Allowing young minds to do the storytelling is the specialty of Flint Books.  They are called Flint Books because, as creator Kevin Meier says: "...kids are amazing storytellers, but sometimes they just need a little spark."  The books are designed to give kids just enough visual inspiration to get them started on their own completely original tale.  There is even a space for them to dedicate the book and write a little "About the Author!"  The eye-catching and detailed illustrations by artist Kevin Meier are each followed by several lined, blank pages for the author to tell the story of what they imagine to be happening in the picture.  The series will most likely be released in a subscription format.  Kids will periodically receive a new book - each one containing a fresh adventure.


Hayao Miyazaki's "The Wind Rises"

"The Wind Rises" has to be my favorite Miyazaki film since "My Neighbor Totoro."  While still whimsical, beautiful, and fantastic, "The Wind Rises" will be much more appreciated by adults than by children, which isn't always true for Miyazaki's work.  The story follows the career, aspirations, struggles, and romantic life of Jiro Horikoshi - a Japanese airplane engineer who designed aircraft for the Japanese military during WW II.  The film has themes of corrupt and flawed governments, life-threatening illness, and war, much of the dialogue about which might be a little bit lost on younger audiences.  But just because "The Wind Rises" is animated doesn't mean it cannot entrance adults.  It is a very artfully told story.  The scenes in which Jiro is dreaming are especially beautiful and really showcase Miyazaki's unique style.
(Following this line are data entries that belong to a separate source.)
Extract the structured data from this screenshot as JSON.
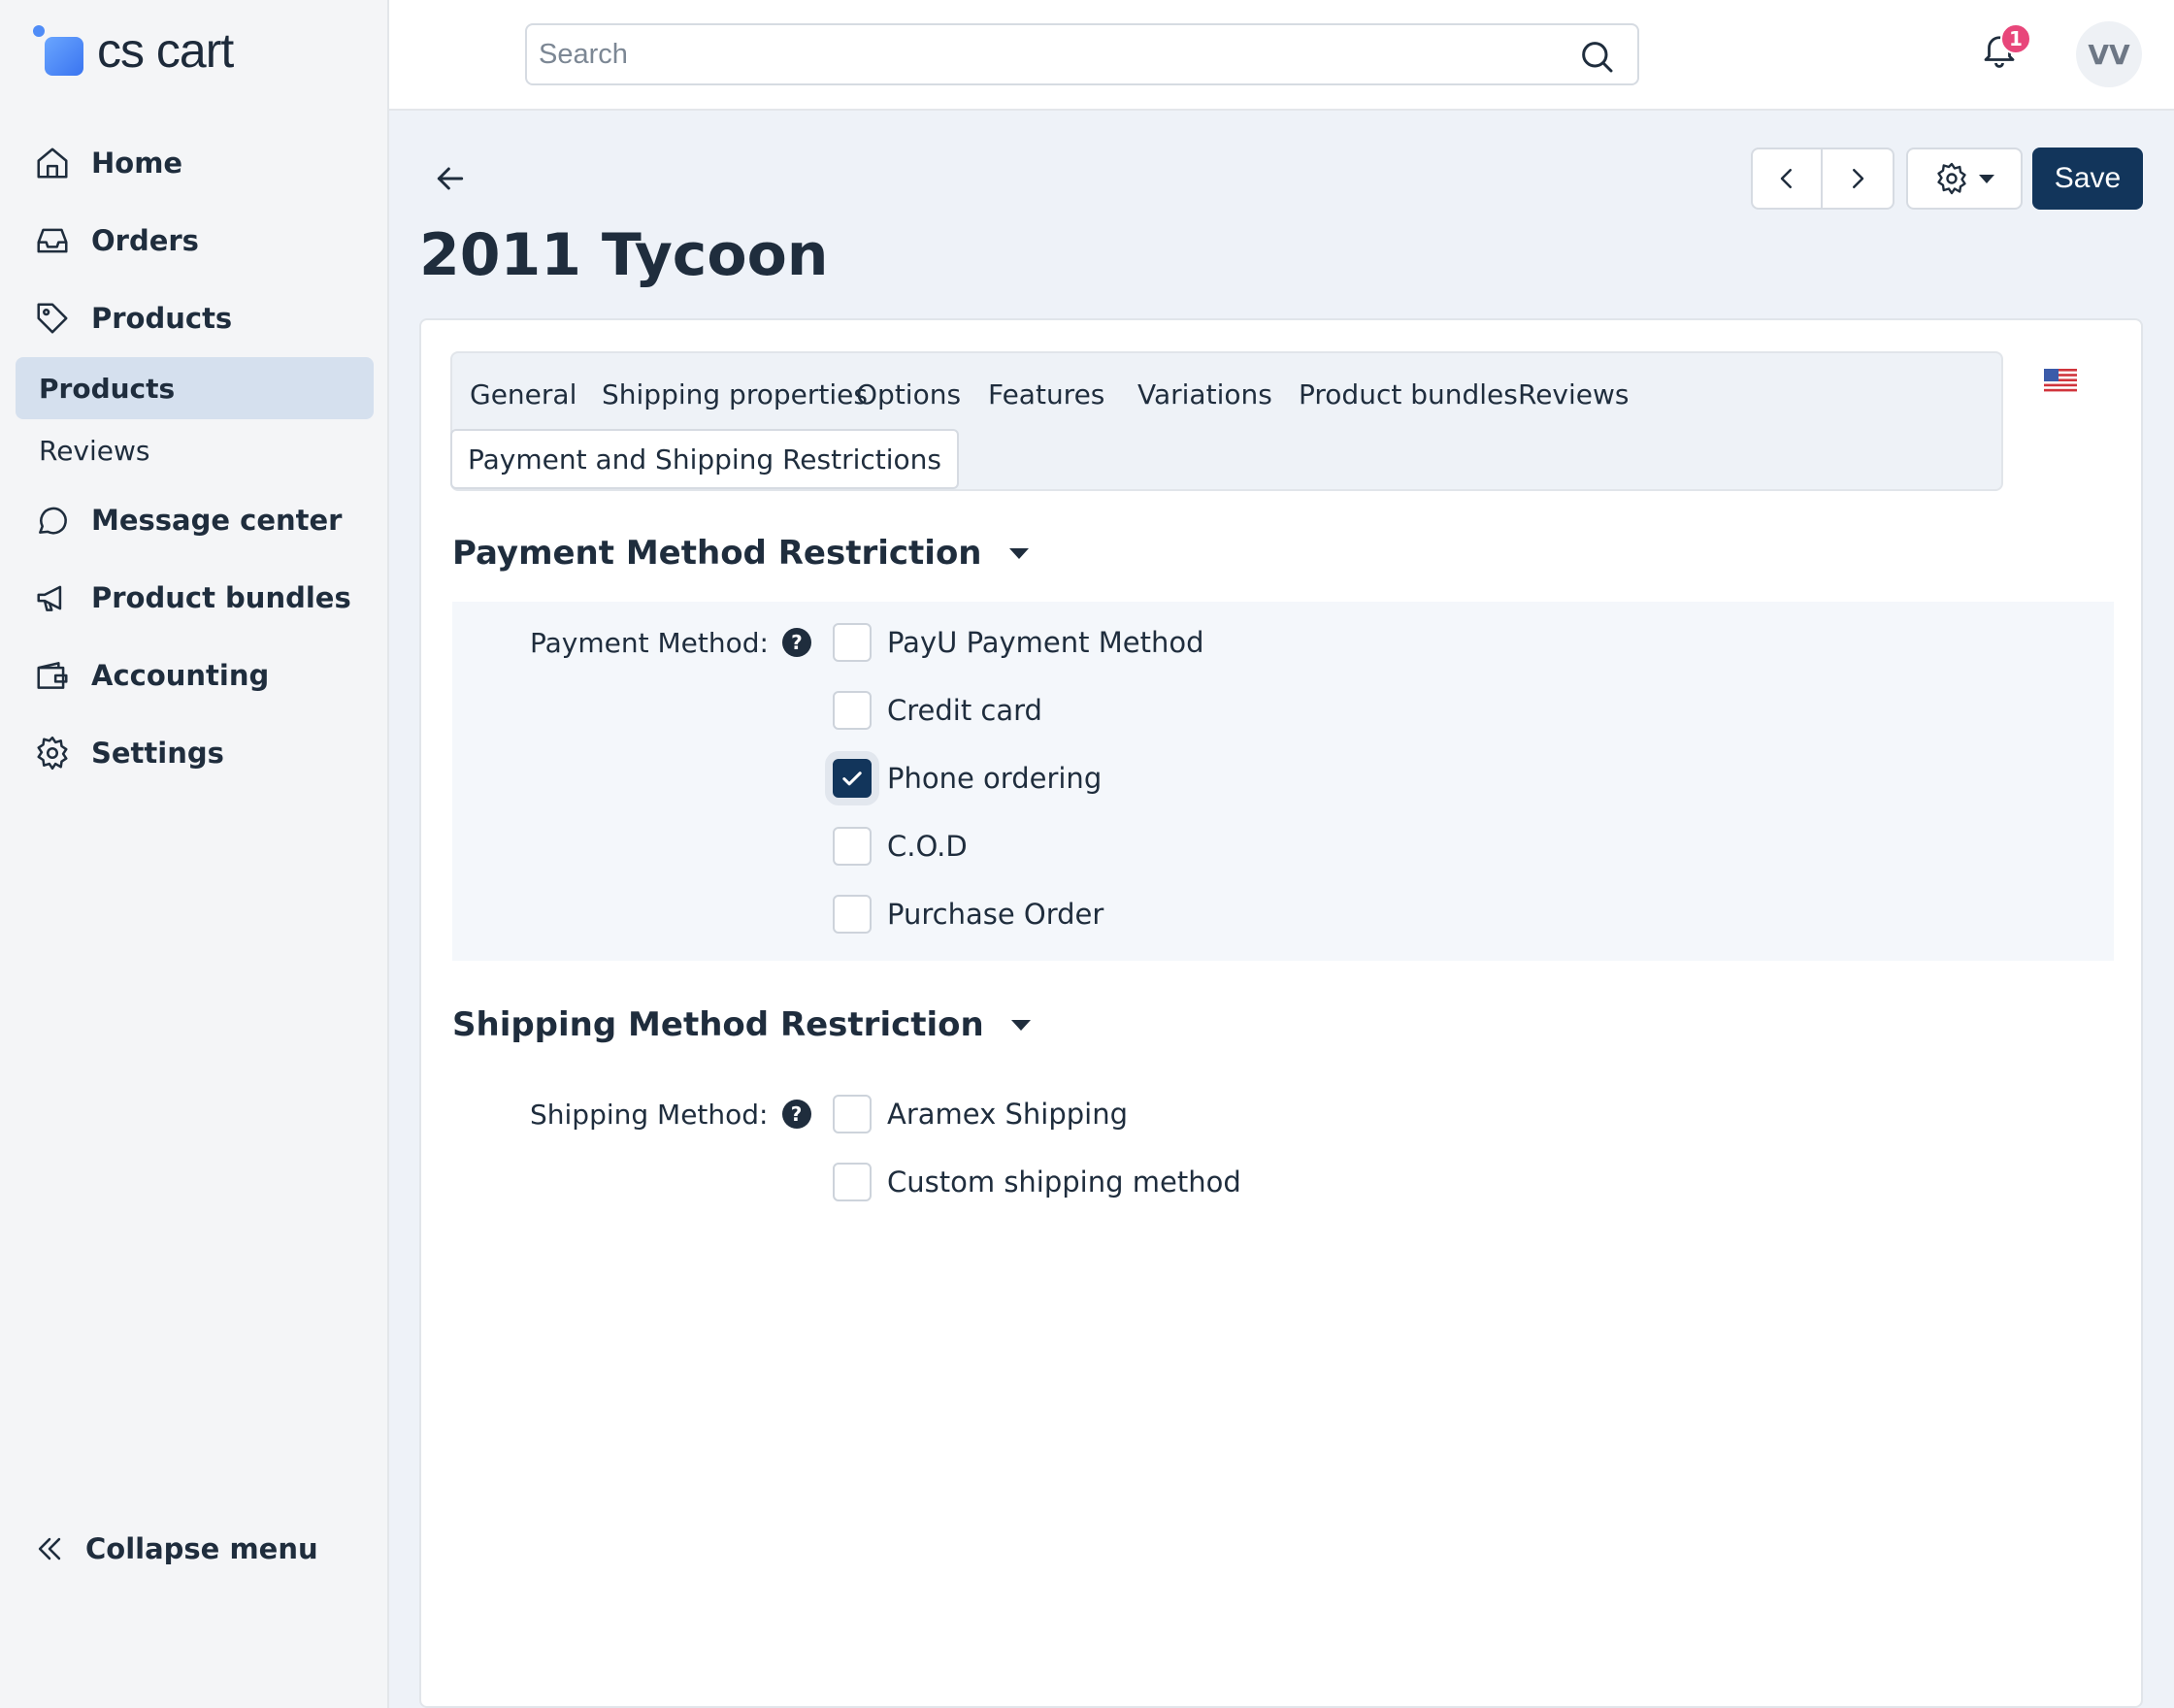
{
  "app": {
    "logo_text": "cs cart"
  },
  "sidebar": {
    "items": [
      {
        "label": "Home",
        "icon": "home-icon"
      },
      {
        "label": "Orders",
        "icon": "inbox-icon"
      },
      {
        "label": "Products",
        "icon": "tag-icon"
      },
      {
        "label": "Message center",
        "icon": "chat-icon"
      },
      {
        "label": "Product bundles",
        "icon": "megaphone-icon"
      },
      {
        "label": "Accounting",
        "icon": "wallet-icon"
      },
      {
        "label": "Settings",
        "icon": "gear-icon"
      }
    ],
    "sub_items": [
      {
        "label": "Products",
        "active": true
      },
      {
        "label": "Reviews",
        "active": false
      }
    ],
    "collapse_label": "Collapse menu"
  },
  "topbar": {
    "search_placeholder": "Search",
    "notification_count": "1",
    "avatar_initials": "VV"
  },
  "toolbar": {
    "save_label": "Save"
  },
  "page": {
    "title": "2011 Tycoon"
  },
  "tabs": [
    {
      "label": "General",
      "active": false
    },
    {
      "label": "Shipping properties",
      "active": false
    },
    {
      "label": "Options",
      "active": false
    },
    {
      "label": "Features",
      "active": false
    },
    {
      "label": "Variations",
      "active": false
    },
    {
      "label": "Product bundles",
      "active": false
    },
    {
      "label": "Reviews",
      "active": false
    },
    {
      "label": "Payment and Shipping Restrictions",
      "active": true
    }
  ],
  "payment_section": {
    "title": "Payment Method Restriction",
    "field_label": "Payment Method:",
    "options": [
      {
        "label": "PayU Payment Method",
        "checked": false
      },
      {
        "label": "Credit card",
        "checked": false
      },
      {
        "label": "Phone ordering",
        "checked": true
      },
      {
        "label": "C.O.D",
        "checked": false
      },
      {
        "label": "Purchase Order",
        "checked": false
      }
    ]
  },
  "shipping_section": {
    "title": "Shipping Method Restriction",
    "field_label": "Shipping Method:",
    "options": [
      {
        "label": "Aramex Shipping",
        "checked": false
      },
      {
        "label": "Custom shipping method",
        "checked": false
      }
    ]
  },
  "colors": {
    "primary": "#12355b",
    "badge": "#e8467a",
    "active_nav_bg": "#d5e0ee",
    "page_bg": "#eef2f8"
  }
}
My favorite parts about the film were the cast chosen for the voices of the main characters - John Krasinski, Emily Blunt, and Joseph Gordon-Levitt - as well as the use of human-generated sounds for many of the sound effects.  Everything from airplane engines, the starting up of airplane propellers, and even the sounds of an earthquake were all sound effects made with human mouths and vocalizations.  Pretty cool!  And it aided in the personification of the inanimate objects in the film.


This Week's Window Shopping

Who would have thought that Loki could help you explain to all those relatives of yours why you are still single?

Product page: Skreened.com
via Fashionably Geek

For the, shall we say...younger?...geek in your life:

Product page: Studio73Creations shop on Etsy

Christmas has passed, unfortunately, but there is still a lot of Winter to go, so why not gear up for the remaining cold weather with Elwood the Rainbow Unicorn from Uncommon Goods?

Product page: Uncommon Goods


Martin Freeman's Bilbo and 13 Other Reasons to Love "The Hobbit: The Desolation of Smaug"

There are a lot of reasons to see "The Hobbit: The Desolation of Smaug," but I thought I would cut it down to fourteen - thirteen plus one for luck. Beware of spoilers after the break!


Special Screening of "The Last Unicorn" at the Tower Theater with Peter S. Beagle

 For the next couple years, Peter S. Beagle and his crew will be hosting special screenings of the 1982 animated movie "The Last Unicorn" all across the United States and Canada.  The tour happened to be in my city on December 2nd, and the event was a relatively intimate gathering of a couple hundred people.  The wonderful part about this was that Peter was able to stay and speak to/do signings for everyone in attendance who was interested.  In fact, when the movie was about to start, the tour facilitators walked down the line of fans waiting to get an autograph and assured us all that it was okay to go get a seat in the theater - Peter would stay as long as it took after the show to meet everyone.